The entries below should be given again exactly, minus their pictures.

Collected data
+ + + + +
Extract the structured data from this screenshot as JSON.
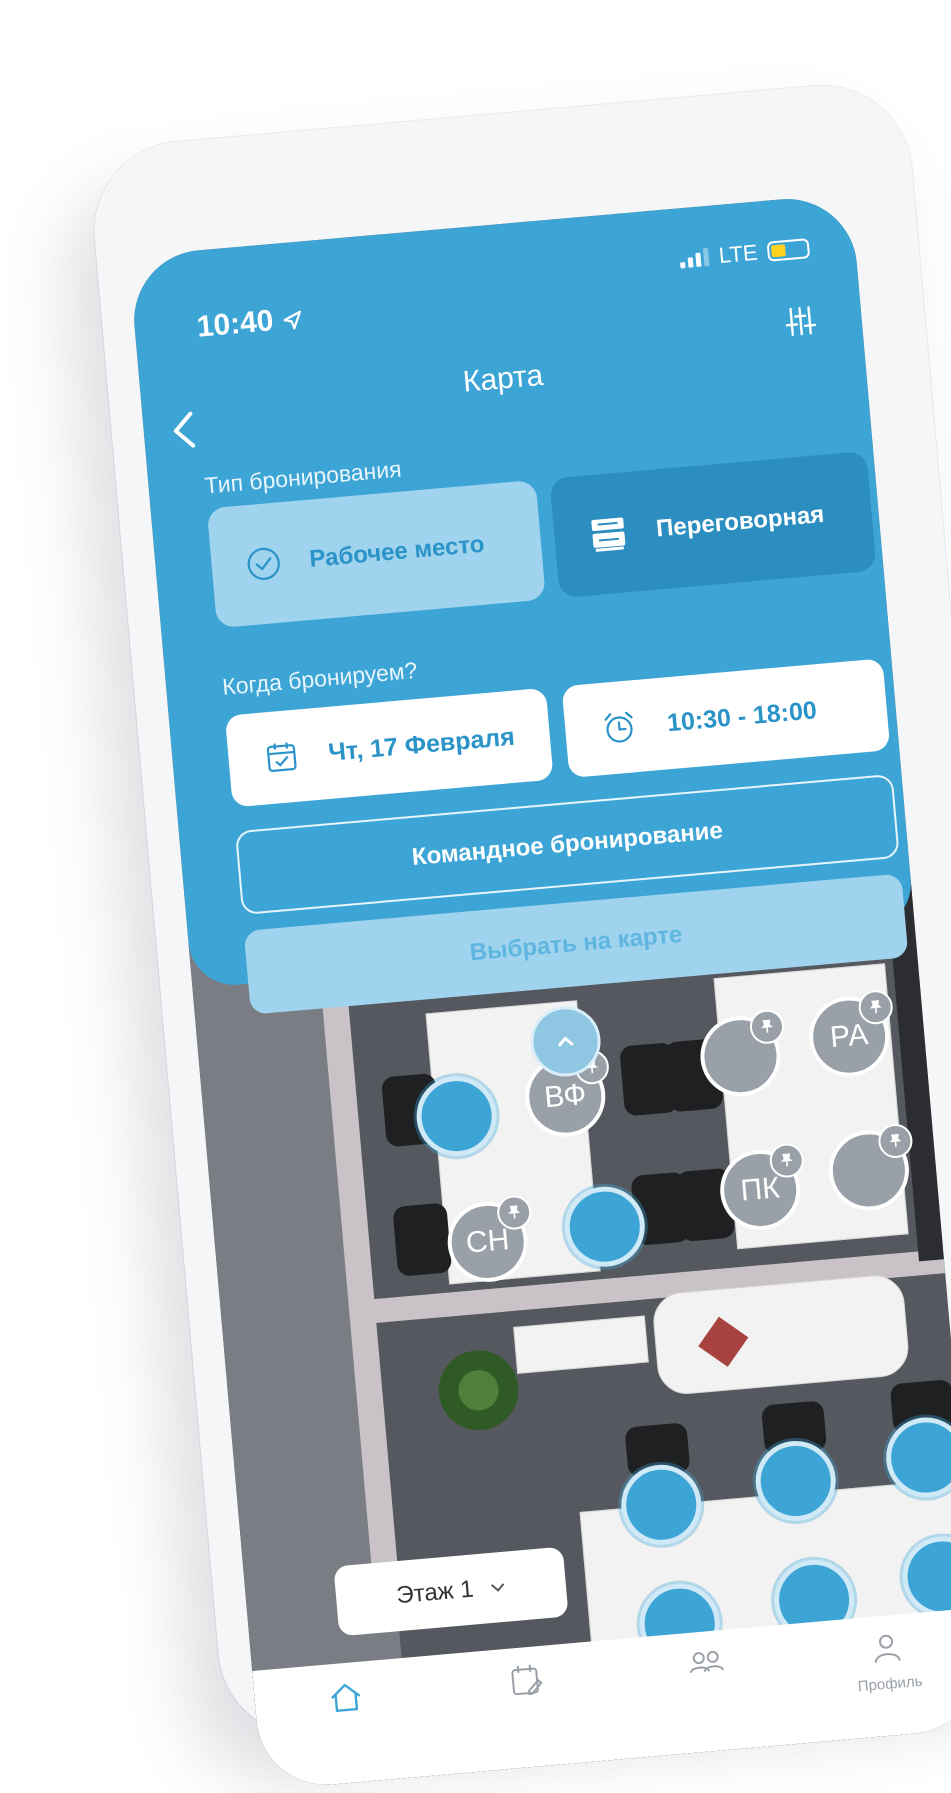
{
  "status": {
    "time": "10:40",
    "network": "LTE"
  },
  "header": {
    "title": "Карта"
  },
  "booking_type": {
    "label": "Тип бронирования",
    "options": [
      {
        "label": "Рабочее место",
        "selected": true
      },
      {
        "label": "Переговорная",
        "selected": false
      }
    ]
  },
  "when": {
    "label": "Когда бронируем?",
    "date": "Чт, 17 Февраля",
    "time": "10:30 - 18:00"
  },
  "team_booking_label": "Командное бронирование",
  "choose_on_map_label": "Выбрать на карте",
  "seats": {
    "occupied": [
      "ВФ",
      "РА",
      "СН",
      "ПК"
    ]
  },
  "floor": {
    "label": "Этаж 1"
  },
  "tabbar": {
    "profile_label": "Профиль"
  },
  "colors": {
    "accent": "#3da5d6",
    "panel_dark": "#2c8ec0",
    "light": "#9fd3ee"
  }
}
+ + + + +
**SOLUTION TO THIS EXERCISE:**
Extract the structured data from this screenshot as JSON.
{
  "status": {
    "time": "10:40",
    "network": "LTE"
  },
  "header": {
    "title": "Карта"
  },
  "booking_type": {
    "label": "Тип бронирования",
    "options": [
      {
        "label": "Рабочее место",
        "selected": true
      },
      {
        "label": "Переговорная",
        "selected": false
      }
    ]
  },
  "when": {
    "label": "Когда бронируем?",
    "date": "Чт, 17 Февраля",
    "time": "10:30 - 18:00"
  },
  "team_booking_label": "Командное бронирование",
  "choose_on_map_label": "Выбрать на карте",
  "seats": {
    "occupied": [
      "ВФ",
      "РА",
      "СН",
      "ПК"
    ]
  },
  "floor": {
    "label": "Этаж 1"
  },
  "tabbar": {
    "profile_label": "Профиль"
  },
  "colors": {
    "accent": "#3da5d6",
    "panel_dark": "#2c8ec0",
    "light": "#9fd3ee"
  }
}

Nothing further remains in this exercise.